### Material to process

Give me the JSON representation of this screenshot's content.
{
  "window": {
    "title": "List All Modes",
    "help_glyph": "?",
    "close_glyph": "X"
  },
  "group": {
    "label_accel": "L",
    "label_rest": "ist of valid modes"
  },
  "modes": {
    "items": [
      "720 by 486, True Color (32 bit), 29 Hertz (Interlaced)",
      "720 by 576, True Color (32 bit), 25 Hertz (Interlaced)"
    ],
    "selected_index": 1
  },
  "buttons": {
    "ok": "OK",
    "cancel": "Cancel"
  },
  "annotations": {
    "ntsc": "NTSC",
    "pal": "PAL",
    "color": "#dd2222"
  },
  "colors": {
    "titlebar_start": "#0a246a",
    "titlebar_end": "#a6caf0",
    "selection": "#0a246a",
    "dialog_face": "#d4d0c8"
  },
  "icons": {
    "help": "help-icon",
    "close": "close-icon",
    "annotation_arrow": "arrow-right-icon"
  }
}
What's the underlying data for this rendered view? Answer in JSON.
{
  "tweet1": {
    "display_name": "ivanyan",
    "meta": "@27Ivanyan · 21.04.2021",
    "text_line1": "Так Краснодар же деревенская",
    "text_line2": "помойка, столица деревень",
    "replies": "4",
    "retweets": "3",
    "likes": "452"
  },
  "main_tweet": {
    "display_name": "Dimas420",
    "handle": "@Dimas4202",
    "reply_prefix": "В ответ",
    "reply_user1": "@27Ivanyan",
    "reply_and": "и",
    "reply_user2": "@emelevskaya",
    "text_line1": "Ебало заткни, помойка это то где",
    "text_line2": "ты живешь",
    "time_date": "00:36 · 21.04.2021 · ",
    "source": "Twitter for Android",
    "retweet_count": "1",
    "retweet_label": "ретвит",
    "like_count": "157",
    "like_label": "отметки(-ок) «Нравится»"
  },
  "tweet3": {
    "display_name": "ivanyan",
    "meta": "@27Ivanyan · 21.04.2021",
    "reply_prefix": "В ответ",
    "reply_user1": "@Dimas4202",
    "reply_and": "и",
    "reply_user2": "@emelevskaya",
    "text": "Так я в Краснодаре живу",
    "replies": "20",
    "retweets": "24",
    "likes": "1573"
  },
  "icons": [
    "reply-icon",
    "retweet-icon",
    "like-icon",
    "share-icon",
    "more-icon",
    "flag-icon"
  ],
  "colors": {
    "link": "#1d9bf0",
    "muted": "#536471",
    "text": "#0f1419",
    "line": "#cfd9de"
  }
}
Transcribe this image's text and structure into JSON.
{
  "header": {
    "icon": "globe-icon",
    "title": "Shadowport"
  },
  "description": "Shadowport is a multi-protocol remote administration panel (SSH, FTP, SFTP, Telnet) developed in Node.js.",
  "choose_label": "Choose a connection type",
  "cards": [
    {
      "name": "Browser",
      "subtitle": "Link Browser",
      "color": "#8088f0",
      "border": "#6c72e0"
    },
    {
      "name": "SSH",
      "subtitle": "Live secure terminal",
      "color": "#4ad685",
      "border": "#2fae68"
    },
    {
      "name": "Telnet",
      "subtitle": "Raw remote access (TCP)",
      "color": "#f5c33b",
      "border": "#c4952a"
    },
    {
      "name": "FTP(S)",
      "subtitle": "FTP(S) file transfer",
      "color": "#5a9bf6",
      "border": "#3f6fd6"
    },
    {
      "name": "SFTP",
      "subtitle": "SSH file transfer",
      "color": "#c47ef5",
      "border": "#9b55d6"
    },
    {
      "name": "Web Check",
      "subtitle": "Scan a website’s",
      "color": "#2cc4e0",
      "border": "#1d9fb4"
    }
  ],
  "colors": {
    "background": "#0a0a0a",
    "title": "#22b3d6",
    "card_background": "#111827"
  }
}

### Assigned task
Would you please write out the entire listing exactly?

### Response to this exercise
Give me the JSON representation of this screenshot's content.
{
  "window": {
    "title": "List All Modes",
    "help_glyph": "?",
    "close_glyph": "X"
  },
  "group": {
    "label_accel": "L",
    "label_rest": "ist of valid modes"
  },
  "modes": {
    "items": [
      "720 by 486, True Color (32 bit), 29 Hertz (Interlaced)",
      "720 by 576, True Color (32 bit), 25 Hertz (Interlaced)"
    ],
    "selected_index": 1
  },
  "buttons": {
    "ok": "OK",
    "cancel": "Cancel"
  },
  "annotations": {
    "ntsc": "NTSC",
    "pal": "PAL",
    "color": "#dd2222"
  },
  "colors": {
    "titlebar_start": "#0a246a",
    "titlebar_end": "#a6caf0",
    "selection": "#0a246a",
    "dialog_face": "#d4d0c8"
  },
  "icons": {
    "help": "help-icon",
    "close": "close-icon",
    "annotation_arrow": "arrow-right-icon"
  }
}
What's the underlying data for this rendered view? Answer in JSON.
{
  "tweet1": {
    "display_name": "ivanyan",
    "meta": "@27Ivanyan · 21.04.2021",
    "text_line1": "Так Краснодар же деревенская",
    "text_line2": "помойка, столица деревень",
    "replies": "4",
    "retweets": "3",
    "likes": "452"
  },
  "main_tweet": {
    "display_name": "Dimas420",
    "handle": "@Dimas4202",
    "reply_prefix": "В ответ",
    "reply_user1": "@27Ivanyan",
    "reply_and": "и",
    "reply_user2": "@emelevskaya",
    "text_line1": "Ебало заткни, помойка это то где",
    "text_line2": "ты живешь",
    "time_date": "00:36 · 21.04.2021 · ",
    "source": "Twitter for Android",
    "retweet_count": "1",
    "retweet_label": "ретвит",
    "like_count": "157",
    "like_label": "отметки(-ок) «Нравится»"
  },
  "tweet3": {
    "display_name": "ivanyan",
    "meta": "@27Ivanyan · 21.04.2021",
    "reply_prefix": "В ответ",
    "reply_user1": "@Dimas4202",
    "reply_and": "и",
    "reply_user2": "@emelevskaya",
    "text": "Так я в Краснодаре живу",
    "replies": "20",
    "retweets": "24",
    "likes": "1573"
  },
  "icons": [
    "reply-icon",
    "retweet-icon",
    "like-icon",
    "share-icon",
    "more-icon",
    "flag-icon"
  ],
  "colors": {
    "link": "#1d9bf0",
    "muted": "#536471",
    "text": "#0f1419",
    "line": "#cfd9de"
  }
}
Transcribe this image's text and structure into JSON.
{
  "header": {
    "icon": "globe-icon",
    "title": "Shadowport"
  },
  "description": "Shadowport is a multi-protocol remote administration panel (SSH, FTP, SFTP, Telnet) developed in Node.js.",
  "choose_label": "Choose a connection type",
  "cards": [
    {
      "name": "Browser",
      "subtitle": "Link Browser",
      "color": "#8088f0",
      "border": "#6c72e0"
    },
    {
      "name": "SSH",
      "subtitle": "Live secure terminal",
      "color": "#4ad685",
      "border": "#2fae68"
    },
    {
      "name": "Telnet",
      "subtitle": "Raw remote access (TCP)",
      "color": "#f5c33b",
      "border": "#c4952a"
    },
    {
      "name": "FTP(S)",
      "subtitle": "FTP(S) file transfer",
      "color": "#5a9bf6",
      "border": "#3f6fd6"
    },
    {
      "name": "SFTP",
      "subtitle": "SSH file transfer",
      "color": "#c47ef5",
      "border": "#9b55d6"
    },
    {
      "name": "Web Check",
      "subtitle": "Scan a website’s",
      "color": "#2cc4e0",
      "border": "#1d9fb4"
    }
  ],
  "colors": {
    "background": "#0a0a0a",
    "title": "#22b3d6",
    "card_background": "#111827"
  }
}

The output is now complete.